Provided information.

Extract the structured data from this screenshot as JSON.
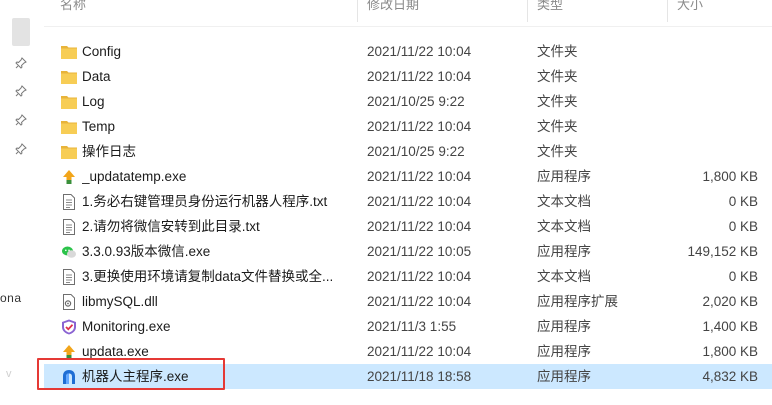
{
  "header": {
    "name_col": "名称",
    "date_col": "修改日期",
    "type_col": "类型",
    "size_col": "大小"
  },
  "sidebar": {
    "pins": [
      "pin-icon",
      "pin-icon",
      "pin-icon",
      "pin-icon"
    ],
    "partial_label": "ona",
    "faint_label": "v"
  },
  "files": [
    {
      "name": "Config",
      "date": "2021/11/22 10:04",
      "type": "文件夹",
      "size": "",
      "icon": "folder-icon"
    },
    {
      "name": "Data",
      "date": "2021/11/22 10:04",
      "type": "文件夹",
      "size": "",
      "icon": "folder-icon"
    },
    {
      "name": "Log",
      "date": "2021/10/25 9:22",
      "type": "文件夹",
      "size": "",
      "icon": "folder-icon"
    },
    {
      "name": "Temp",
      "date": "2021/11/22 10:04",
      "type": "文件夹",
      "size": "",
      "icon": "folder-icon"
    },
    {
      "name": "操作日志",
      "date": "2021/10/25 9:22",
      "type": "文件夹",
      "size": "",
      "icon": "folder-icon"
    },
    {
      "name": "_updatatemp.exe",
      "date": "2021/11/22 10:04",
      "type": "应用程序",
      "size": "1,800 KB",
      "icon": "update-arrow-icon"
    },
    {
      "name": "1.务必右键管理员身份运行机器人程序.txt",
      "date": "2021/11/22 10:04",
      "type": "文本文档",
      "size": "0 KB",
      "icon": "text-file-icon"
    },
    {
      "name": "2.请勿将微信安转到此目录.txt",
      "date": "2021/11/22 10:04",
      "type": "文本文档",
      "size": "0 KB",
      "icon": "text-file-icon"
    },
    {
      "name": "3.3.0.93版本微信.exe",
      "date": "2021/11/22 10:05",
      "type": "应用程序",
      "size": "149,152 KB",
      "icon": "wechat-icon"
    },
    {
      "name": "3.更换使用环境请复制data文件替换或全...",
      "date": "2021/11/22 10:04",
      "type": "文本文档",
      "size": "0 KB",
      "icon": "text-file-icon"
    },
    {
      "name": "libmySQL.dll",
      "date": "2021/11/22 10:04",
      "type": "应用程序扩展",
      "size": "2,020 KB",
      "icon": "dll-file-icon"
    },
    {
      "name": "Monitoring.exe",
      "date": "2021/11/3 1:55",
      "type": "应用程序",
      "size": "1,400 KB",
      "icon": "shield-icon"
    },
    {
      "name": "updata.exe",
      "date": "2021/11/22 10:04",
      "type": "应用程序",
      "size": "1,800 KB",
      "icon": "update-arrow-icon"
    },
    {
      "name": "机器人主程序.exe",
      "date": "2021/11/18 18:58",
      "type": "应用程序",
      "size": "4,832 KB",
      "icon": "robot-app-icon",
      "selected": true
    }
  ],
  "colors": {
    "folder": "#f5c54a",
    "selection": "#cce8ff",
    "highlight_border": "#e53935"
  }
}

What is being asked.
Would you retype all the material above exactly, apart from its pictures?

Answer section.
Extract the structured data from this screenshot as JSON.
{
  "header": {
    "name_col": "名称",
    "date_col": "修改日期",
    "type_col": "类型",
    "size_col": "大小"
  },
  "sidebar": {
    "pins": [
      "pin-icon",
      "pin-icon",
      "pin-icon",
      "pin-icon"
    ],
    "partial_label": "ona",
    "faint_label": "v"
  },
  "files": [
    {
      "name": "Config",
      "date": "2021/11/22 10:04",
      "type": "文件夹",
      "size": "",
      "icon": "folder-icon"
    },
    {
      "name": "Data",
      "date": "2021/11/22 10:04",
      "type": "文件夹",
      "size": "",
      "icon": "folder-icon"
    },
    {
      "name": "Log",
      "date": "2021/10/25 9:22",
      "type": "文件夹",
      "size": "",
      "icon": "folder-icon"
    },
    {
      "name": "Temp",
      "date": "2021/11/22 10:04",
      "type": "文件夹",
      "size": "",
      "icon": "folder-icon"
    },
    {
      "name": "操作日志",
      "date": "2021/10/25 9:22",
      "type": "文件夹",
      "size": "",
      "icon": "folder-icon"
    },
    {
      "name": "_updatatemp.exe",
      "date": "2021/11/22 10:04",
      "type": "应用程序",
      "size": "1,800 KB",
      "icon": "update-arrow-icon"
    },
    {
      "name": "1.务必右键管理员身份运行机器人程序.txt",
      "date": "2021/11/22 10:04",
      "type": "文本文档",
      "size": "0 KB",
      "icon": "text-file-icon"
    },
    {
      "name": "2.请勿将微信安转到此目录.txt",
      "date": "2021/11/22 10:04",
      "type": "文本文档",
      "size": "0 KB",
      "icon": "text-file-icon"
    },
    {
      "name": "3.3.0.93版本微信.exe",
      "date": "2021/11/22 10:05",
      "type": "应用程序",
      "size": "149,152 KB",
      "icon": "wechat-icon"
    },
    {
      "name": "3.更换使用环境请复制data文件替换或全...",
      "date": "2021/11/22 10:04",
      "type": "文本文档",
      "size": "0 KB",
      "icon": "text-file-icon"
    },
    {
      "name": "libmySQL.dll",
      "date": "2021/11/22 10:04",
      "type": "应用程序扩展",
      "size": "2,020 KB",
      "icon": "dll-file-icon"
    },
    {
      "name": "Monitoring.exe",
      "date": "2021/11/3 1:55",
      "type": "应用程序",
      "size": "1,400 KB",
      "icon": "shield-icon"
    },
    {
      "name": "updata.exe",
      "date": "2021/11/22 10:04",
      "type": "应用程序",
      "size": "1,800 KB",
      "icon": "update-arrow-icon"
    },
    {
      "name": "机器人主程序.exe",
      "date": "2021/11/18 18:58",
      "type": "应用程序",
      "size": "4,832 KB",
      "icon": "robot-app-icon",
      "selected": true
    }
  ],
  "colors": {
    "folder": "#f5c54a",
    "selection": "#cce8ff",
    "highlight_border": "#e53935"
  }
}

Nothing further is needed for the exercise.